Data
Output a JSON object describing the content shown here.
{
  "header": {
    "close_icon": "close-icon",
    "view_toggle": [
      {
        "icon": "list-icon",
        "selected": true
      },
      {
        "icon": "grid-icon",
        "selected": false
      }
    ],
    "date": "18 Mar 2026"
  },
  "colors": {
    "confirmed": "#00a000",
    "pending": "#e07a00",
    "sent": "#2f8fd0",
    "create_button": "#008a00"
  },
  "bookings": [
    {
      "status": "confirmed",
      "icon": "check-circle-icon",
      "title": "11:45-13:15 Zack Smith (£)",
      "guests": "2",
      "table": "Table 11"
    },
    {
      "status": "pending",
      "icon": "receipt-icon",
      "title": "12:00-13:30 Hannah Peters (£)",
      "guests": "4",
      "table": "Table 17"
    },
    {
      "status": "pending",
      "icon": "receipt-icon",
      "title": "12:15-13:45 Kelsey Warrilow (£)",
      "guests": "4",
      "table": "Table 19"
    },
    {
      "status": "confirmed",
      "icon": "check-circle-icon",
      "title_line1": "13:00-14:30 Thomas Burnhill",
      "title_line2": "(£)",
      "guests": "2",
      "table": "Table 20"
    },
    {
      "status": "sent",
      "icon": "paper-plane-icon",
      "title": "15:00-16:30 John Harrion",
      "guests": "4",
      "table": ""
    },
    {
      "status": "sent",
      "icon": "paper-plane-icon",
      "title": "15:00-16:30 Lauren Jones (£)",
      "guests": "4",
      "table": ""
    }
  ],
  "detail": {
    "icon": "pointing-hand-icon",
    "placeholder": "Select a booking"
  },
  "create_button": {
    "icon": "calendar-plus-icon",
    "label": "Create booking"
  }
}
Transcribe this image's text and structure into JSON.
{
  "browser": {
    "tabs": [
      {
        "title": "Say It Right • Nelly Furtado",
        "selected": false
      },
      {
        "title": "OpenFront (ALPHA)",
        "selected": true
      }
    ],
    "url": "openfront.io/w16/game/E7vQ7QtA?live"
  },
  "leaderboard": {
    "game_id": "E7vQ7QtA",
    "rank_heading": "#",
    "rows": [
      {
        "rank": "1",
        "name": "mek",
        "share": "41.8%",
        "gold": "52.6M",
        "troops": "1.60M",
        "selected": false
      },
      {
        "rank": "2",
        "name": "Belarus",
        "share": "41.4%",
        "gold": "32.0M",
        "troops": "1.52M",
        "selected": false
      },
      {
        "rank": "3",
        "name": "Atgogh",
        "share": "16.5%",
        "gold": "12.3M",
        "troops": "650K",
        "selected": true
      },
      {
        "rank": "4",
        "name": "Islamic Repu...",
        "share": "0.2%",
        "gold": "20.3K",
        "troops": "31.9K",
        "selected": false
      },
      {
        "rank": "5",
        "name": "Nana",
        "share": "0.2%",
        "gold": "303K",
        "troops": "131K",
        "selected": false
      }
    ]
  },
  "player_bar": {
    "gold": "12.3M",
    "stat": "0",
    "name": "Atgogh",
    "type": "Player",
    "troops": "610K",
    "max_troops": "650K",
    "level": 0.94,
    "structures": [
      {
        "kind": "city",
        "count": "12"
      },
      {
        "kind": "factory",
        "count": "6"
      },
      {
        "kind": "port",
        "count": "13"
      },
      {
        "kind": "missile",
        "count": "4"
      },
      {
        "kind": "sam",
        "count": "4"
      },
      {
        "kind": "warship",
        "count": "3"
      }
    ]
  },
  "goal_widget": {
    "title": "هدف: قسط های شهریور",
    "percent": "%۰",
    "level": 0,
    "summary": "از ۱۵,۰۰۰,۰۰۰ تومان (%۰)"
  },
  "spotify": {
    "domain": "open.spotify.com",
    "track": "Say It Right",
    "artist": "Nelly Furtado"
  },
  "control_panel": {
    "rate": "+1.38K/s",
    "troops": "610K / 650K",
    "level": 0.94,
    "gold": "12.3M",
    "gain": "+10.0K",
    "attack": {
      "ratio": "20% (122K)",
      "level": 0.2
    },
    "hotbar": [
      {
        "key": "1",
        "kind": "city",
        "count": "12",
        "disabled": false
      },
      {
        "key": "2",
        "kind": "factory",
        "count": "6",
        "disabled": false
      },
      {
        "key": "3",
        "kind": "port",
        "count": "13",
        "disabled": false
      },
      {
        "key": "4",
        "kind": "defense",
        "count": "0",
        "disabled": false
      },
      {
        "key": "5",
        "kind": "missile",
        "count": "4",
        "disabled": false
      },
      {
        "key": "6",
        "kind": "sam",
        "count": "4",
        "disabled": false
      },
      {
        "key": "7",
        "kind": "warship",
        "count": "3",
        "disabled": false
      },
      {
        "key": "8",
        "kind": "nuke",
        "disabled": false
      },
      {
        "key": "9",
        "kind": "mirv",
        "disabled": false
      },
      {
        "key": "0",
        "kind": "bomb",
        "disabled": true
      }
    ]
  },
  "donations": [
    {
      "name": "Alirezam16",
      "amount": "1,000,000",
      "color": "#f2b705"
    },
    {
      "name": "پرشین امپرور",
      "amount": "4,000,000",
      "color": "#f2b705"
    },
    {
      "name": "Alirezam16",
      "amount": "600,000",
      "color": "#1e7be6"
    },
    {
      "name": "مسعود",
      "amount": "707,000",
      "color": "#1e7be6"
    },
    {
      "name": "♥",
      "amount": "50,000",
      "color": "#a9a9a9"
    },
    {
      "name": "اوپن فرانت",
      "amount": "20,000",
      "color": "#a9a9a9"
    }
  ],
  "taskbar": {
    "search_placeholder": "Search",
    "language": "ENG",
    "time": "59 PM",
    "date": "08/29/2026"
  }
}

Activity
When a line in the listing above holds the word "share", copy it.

Output of the task
        "share": "41.8%",
        "share": "41.4%",
        "share": "16.5%",
        "share": "0.2%",
        "share": "0.2%",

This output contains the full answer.